►

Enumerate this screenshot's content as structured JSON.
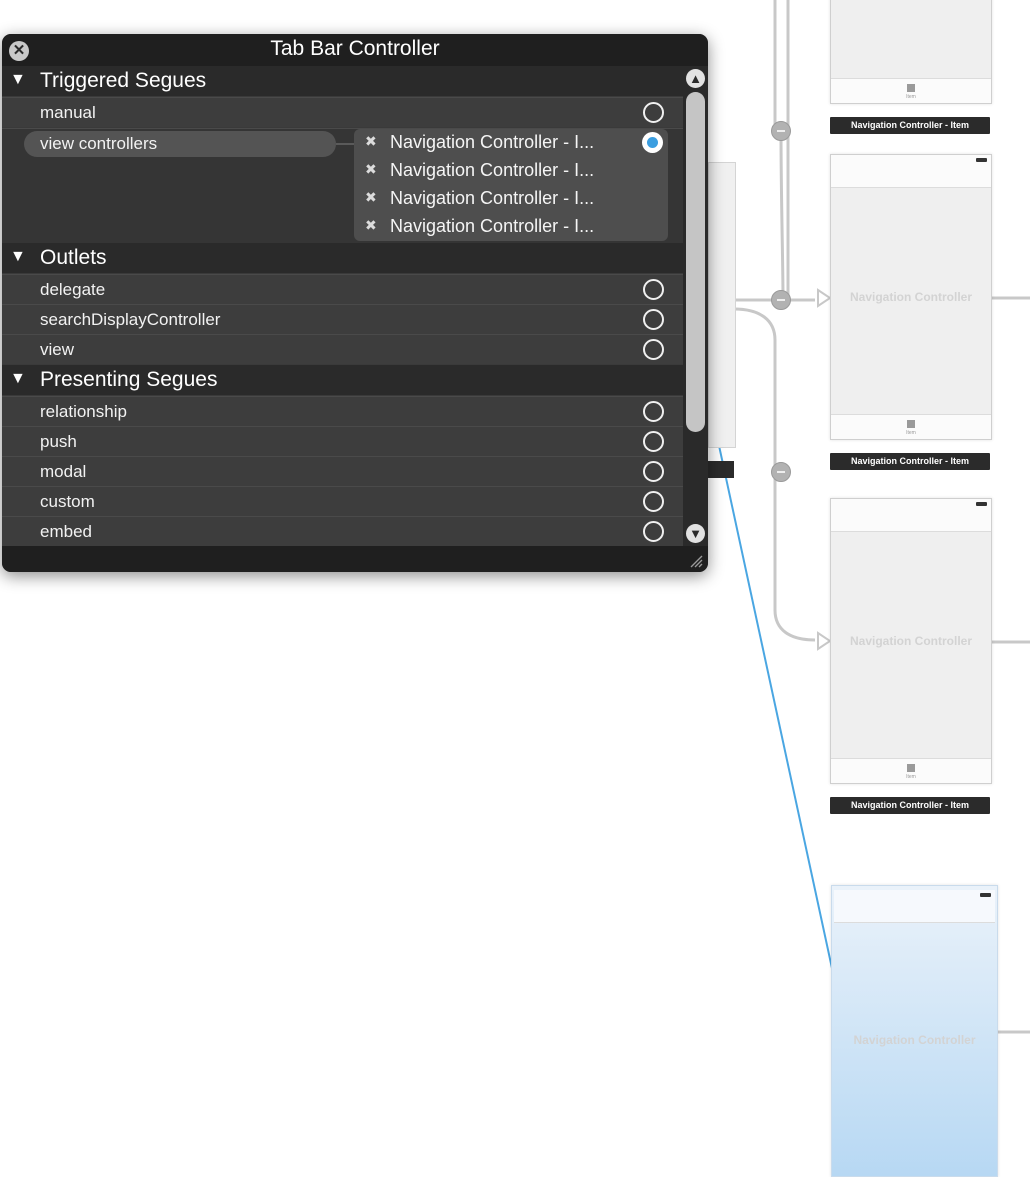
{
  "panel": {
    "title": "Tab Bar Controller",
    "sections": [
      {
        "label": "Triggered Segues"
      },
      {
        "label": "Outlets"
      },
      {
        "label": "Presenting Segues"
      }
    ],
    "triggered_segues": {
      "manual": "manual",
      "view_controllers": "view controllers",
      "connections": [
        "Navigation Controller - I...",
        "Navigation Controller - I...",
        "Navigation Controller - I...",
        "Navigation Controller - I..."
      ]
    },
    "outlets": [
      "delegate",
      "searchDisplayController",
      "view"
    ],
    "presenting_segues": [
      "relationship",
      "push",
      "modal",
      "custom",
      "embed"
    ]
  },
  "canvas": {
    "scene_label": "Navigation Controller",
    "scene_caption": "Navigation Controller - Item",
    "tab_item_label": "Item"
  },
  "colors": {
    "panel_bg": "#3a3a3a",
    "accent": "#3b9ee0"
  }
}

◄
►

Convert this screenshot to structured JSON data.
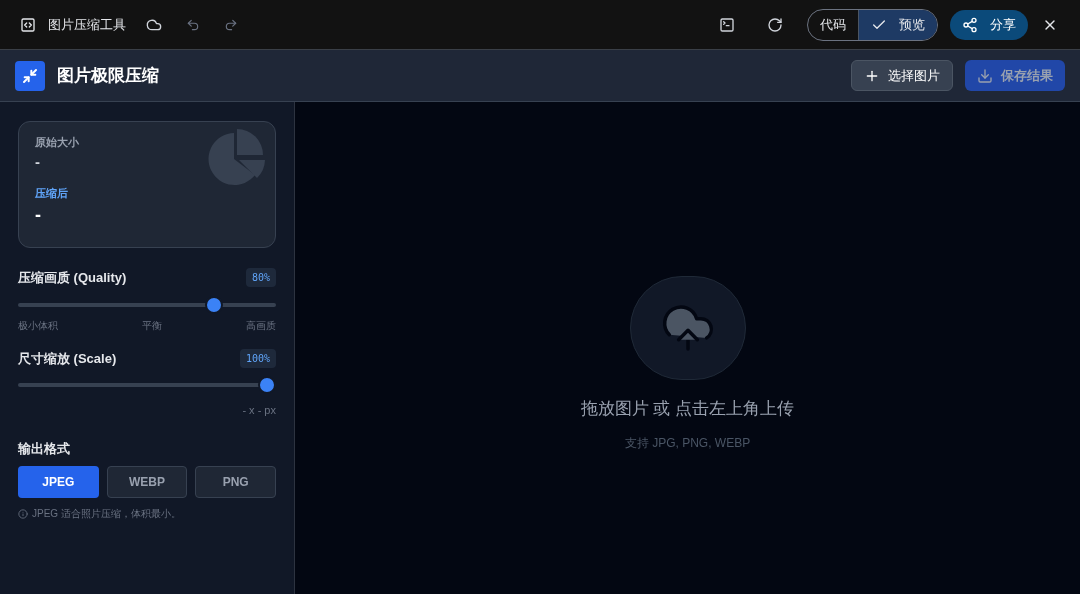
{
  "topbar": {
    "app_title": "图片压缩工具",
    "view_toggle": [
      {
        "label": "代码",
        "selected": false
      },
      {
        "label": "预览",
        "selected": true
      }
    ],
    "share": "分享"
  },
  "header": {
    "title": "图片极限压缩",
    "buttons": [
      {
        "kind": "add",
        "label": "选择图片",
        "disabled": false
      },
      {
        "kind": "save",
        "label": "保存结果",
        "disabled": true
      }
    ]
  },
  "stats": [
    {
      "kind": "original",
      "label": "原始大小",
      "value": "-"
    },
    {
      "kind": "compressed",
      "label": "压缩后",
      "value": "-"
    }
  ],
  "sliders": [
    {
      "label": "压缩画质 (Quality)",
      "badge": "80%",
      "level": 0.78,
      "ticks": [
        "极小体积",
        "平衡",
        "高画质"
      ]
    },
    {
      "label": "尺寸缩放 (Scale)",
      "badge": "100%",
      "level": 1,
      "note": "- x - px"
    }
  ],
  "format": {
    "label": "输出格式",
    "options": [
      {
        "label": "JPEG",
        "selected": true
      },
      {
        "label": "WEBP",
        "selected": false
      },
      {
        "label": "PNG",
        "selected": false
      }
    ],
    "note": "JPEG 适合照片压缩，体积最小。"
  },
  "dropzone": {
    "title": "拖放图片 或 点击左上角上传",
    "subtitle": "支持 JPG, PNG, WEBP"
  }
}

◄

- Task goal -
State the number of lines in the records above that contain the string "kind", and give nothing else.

- Exercise output -
4